The paper offers a theoretical approach to a prediction of residue formation inherent to melting and subsequent solidification of micro layers of molten aluminum alloys. The residue formation follows a reactive flow of a portion of the melt that is removed by a surface tension action. The residue portion solidifies in situ. The phenomenon studied is associated with materials' processing during controlled atmosphere brazing of aluminum. The model assumes that diffusion of Silicon, present in an Al+Si clad of a brazing sheet, has a twofold role. First, a solid state Si diffusion prior to melting and across the clad-core interface of a composite brazing sheet takes place and modifies alloys' composition on both sides of the interface. Subsequently, Si diffusion within clad controls the melting process.

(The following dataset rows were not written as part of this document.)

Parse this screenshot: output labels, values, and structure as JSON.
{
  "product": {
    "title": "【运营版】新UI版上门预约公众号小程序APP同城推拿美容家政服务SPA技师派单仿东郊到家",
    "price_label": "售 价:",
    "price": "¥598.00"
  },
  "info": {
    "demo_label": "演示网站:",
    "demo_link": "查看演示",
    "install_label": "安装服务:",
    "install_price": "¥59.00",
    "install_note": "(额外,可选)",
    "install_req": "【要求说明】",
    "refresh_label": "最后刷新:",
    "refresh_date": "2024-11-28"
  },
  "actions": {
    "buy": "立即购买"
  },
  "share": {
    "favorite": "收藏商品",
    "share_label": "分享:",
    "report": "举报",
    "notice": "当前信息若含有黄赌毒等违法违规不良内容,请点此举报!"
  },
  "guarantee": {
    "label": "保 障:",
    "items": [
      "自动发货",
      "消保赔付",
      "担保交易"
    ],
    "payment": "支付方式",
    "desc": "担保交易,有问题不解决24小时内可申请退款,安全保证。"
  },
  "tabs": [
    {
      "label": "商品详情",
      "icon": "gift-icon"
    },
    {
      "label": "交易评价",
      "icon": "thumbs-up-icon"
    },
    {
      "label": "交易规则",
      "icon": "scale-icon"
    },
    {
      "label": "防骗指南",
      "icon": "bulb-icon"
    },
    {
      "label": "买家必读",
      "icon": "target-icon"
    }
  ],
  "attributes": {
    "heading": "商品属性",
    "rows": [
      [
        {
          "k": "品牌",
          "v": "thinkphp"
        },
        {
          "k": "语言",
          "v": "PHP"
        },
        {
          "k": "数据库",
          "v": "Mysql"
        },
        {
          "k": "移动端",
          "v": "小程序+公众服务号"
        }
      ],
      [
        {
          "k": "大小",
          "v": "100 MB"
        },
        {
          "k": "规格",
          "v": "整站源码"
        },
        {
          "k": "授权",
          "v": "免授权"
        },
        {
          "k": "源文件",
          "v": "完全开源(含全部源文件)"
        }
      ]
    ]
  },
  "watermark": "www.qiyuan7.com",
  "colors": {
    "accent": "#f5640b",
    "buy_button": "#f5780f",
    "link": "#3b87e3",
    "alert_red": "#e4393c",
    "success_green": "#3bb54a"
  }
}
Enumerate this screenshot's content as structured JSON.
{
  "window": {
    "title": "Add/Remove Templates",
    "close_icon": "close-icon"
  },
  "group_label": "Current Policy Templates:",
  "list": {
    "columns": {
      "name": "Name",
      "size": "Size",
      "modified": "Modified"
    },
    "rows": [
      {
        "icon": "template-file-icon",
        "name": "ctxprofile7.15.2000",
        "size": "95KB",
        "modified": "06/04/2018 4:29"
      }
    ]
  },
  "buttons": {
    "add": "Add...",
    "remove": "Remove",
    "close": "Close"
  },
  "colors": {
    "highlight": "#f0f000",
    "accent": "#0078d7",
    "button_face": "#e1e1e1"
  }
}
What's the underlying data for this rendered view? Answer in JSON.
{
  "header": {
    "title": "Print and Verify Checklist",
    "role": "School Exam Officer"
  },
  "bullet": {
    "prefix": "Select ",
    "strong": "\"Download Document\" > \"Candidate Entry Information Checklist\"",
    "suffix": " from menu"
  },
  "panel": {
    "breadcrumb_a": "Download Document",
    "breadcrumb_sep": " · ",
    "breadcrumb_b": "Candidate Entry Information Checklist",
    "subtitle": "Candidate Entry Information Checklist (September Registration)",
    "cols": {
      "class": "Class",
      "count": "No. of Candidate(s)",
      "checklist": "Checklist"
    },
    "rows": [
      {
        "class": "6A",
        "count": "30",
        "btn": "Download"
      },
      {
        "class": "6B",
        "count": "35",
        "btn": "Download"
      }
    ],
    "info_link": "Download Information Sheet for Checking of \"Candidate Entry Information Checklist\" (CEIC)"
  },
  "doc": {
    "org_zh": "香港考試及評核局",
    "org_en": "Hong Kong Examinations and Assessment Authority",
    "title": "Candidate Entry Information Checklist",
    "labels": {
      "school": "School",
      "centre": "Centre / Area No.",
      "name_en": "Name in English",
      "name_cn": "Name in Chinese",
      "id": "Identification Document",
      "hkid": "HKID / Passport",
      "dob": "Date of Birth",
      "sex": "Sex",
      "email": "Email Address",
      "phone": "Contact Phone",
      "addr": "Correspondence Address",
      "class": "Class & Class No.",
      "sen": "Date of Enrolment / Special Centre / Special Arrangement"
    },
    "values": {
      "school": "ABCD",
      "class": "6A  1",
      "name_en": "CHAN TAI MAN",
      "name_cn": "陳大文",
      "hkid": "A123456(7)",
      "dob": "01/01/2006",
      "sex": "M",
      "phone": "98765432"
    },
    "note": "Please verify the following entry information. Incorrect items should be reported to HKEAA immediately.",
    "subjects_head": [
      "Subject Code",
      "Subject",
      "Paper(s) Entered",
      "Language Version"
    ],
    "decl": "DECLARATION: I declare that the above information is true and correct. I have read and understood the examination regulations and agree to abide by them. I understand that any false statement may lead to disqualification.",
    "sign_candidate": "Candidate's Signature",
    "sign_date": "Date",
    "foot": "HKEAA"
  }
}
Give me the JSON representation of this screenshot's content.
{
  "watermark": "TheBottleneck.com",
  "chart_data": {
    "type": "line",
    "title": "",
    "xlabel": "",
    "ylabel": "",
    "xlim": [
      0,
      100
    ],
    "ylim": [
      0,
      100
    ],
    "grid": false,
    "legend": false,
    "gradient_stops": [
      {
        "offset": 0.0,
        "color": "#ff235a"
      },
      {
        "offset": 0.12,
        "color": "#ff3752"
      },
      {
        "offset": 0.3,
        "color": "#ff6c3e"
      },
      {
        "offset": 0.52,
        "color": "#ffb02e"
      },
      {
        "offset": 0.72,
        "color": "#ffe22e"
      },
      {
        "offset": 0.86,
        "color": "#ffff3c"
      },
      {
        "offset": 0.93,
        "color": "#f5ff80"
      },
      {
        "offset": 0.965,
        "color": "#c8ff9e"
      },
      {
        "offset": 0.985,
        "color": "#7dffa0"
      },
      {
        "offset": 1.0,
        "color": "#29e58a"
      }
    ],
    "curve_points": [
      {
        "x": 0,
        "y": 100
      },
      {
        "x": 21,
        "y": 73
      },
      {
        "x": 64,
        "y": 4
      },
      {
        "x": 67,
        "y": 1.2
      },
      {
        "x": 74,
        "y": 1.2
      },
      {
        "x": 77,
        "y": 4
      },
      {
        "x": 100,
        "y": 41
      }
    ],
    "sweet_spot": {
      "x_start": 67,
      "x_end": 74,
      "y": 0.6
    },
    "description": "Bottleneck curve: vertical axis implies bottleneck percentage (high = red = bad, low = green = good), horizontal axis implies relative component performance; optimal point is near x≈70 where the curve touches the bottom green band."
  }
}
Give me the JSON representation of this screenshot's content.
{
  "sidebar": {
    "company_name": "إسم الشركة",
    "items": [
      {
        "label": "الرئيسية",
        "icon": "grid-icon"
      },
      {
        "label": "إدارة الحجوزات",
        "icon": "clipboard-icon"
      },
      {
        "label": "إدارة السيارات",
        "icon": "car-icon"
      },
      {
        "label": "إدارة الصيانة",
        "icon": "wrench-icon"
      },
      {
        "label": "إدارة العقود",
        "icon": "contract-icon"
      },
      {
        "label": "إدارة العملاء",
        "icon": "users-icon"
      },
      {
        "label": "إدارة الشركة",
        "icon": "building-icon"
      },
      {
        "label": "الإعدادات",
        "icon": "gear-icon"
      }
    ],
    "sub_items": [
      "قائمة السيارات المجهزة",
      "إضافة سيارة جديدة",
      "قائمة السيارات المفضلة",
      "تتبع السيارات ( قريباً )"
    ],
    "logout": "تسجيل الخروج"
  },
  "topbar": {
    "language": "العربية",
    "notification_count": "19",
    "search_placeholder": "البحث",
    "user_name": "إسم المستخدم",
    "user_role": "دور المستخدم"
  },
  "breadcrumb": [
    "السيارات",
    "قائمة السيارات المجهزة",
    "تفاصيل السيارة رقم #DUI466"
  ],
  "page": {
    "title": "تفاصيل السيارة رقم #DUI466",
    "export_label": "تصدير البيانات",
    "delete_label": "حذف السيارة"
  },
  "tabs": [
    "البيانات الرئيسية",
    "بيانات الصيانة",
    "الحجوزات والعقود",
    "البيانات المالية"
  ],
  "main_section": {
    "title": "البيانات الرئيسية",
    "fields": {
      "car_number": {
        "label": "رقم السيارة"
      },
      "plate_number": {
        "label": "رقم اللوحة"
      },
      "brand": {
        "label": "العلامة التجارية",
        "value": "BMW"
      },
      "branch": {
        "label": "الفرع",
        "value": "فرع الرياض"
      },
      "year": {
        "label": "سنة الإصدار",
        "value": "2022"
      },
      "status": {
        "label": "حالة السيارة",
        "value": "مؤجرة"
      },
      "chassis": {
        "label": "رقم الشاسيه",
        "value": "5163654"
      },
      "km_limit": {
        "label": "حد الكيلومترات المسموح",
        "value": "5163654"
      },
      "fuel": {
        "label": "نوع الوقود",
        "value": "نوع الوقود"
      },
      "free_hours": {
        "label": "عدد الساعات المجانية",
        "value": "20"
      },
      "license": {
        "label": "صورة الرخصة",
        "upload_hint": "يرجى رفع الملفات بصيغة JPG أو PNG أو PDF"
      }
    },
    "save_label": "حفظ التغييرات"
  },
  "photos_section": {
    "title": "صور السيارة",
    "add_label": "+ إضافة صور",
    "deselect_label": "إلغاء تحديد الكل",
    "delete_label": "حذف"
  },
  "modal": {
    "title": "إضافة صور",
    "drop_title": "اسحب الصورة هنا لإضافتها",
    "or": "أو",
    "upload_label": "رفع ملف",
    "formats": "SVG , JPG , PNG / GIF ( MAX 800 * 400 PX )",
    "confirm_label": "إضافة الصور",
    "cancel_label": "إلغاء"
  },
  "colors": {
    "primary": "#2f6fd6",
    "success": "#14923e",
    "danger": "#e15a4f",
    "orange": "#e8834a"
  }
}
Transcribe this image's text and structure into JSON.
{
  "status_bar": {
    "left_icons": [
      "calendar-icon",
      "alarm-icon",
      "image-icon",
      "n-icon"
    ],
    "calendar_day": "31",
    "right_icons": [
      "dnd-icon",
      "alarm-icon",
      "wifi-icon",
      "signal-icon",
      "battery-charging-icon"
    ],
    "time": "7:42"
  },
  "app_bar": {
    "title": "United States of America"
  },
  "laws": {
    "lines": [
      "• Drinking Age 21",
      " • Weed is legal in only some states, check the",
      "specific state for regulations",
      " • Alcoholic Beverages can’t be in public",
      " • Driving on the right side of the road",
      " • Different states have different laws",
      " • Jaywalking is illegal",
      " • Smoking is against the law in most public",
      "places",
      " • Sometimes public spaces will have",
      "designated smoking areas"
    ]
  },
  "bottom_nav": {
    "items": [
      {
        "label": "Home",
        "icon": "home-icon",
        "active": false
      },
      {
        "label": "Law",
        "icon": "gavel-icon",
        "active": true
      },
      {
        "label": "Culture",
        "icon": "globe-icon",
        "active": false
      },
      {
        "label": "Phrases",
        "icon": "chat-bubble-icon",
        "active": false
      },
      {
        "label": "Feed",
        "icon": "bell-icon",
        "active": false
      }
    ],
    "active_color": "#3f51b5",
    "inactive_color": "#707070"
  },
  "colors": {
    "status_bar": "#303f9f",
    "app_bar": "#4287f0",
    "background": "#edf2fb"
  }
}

Both processes are essential for clad residue formation. The approach advocated in this paper leads to a prediction of the residue formation through a modeling of the non-equilibrium diffusion-controlled melting. A heuristic interpretation of physical mechanisms was discussed and a related mathematical model devised. The model was solved numerically in terms of Si concentration distributions for a moving boundary problem and corroborated with empirical data. Empirical data were gathered using an experimental controlled atmosphere brazing facility. The results of the modeling and their corroboration with the experimental data indicate a strong dependence of residue formations on the pre-melting state of the clad, in particular on the grain size within Al-clad matrix. A good agreement between numerically predicted residue mass and experimental findings is documented in detail.
|Number of pages||6|
|Journal||Heat and Mass Transfer/Waerme- und Stoffuebertragung|
|State||Published - Apr 2006|
ASJC Scopus subject areas
- Condensed Matter Physics
- Fluid Flow and Transfer Processes